What captured my attention about the brand positioning is how it builds on the Knowledge Economy, which we’ve written about in Convene in numerous ways, including Barbara Palmer’s cover story back in December 2012. Melbourne’s previous branding — Melbourne IQ, the Intelligent Choice for Conferences — has drawn on its intellectual capital to attract international conventions. Knowledge, however, is just one of the many factors that entice planners to choose the city, Bolinger said during the press conference at IMEX.
The bureau conducted extensive research across its “key market segments, international associations and corporate and incentive planners, she said, “and what stood out was their desire for a city and bureau to not just tick the boxes, but to facilitate collaboration and deliver real outcomes.”
The new branding showcases the city as not just a place where groups can access centers of knowledge, but where they can actively “create legacies that will last long after the business event is over,” Bolinger said.
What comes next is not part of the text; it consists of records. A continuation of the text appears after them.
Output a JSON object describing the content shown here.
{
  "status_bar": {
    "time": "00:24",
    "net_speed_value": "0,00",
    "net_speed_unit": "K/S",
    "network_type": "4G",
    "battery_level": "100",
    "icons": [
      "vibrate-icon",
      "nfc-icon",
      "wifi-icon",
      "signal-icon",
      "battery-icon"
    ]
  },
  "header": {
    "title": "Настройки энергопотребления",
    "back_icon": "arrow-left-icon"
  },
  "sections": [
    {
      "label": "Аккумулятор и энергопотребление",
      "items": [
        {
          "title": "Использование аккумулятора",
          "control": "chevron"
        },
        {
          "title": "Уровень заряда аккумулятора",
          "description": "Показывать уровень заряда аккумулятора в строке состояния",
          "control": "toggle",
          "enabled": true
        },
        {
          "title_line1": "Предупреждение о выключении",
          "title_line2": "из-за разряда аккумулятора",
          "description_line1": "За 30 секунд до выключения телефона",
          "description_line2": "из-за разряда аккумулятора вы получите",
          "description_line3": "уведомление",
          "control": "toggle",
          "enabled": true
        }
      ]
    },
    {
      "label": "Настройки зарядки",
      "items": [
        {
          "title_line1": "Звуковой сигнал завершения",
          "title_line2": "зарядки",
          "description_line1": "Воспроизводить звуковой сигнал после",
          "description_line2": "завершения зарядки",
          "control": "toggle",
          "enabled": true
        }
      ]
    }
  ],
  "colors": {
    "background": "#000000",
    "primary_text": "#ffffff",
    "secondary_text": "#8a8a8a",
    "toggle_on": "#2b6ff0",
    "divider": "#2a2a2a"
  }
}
That includes “research collaborations, policy delivery, membership engagement, and empowered employees — which ultimately drive our clients’ growth and performance.”
I’m looking forward to learning more about the research that led to this branding and asking Bolinger to provide real examples of how different professional segments and industries can take the next step — from access to significant outcomes — in the Knowledge Economy. Stay tuned.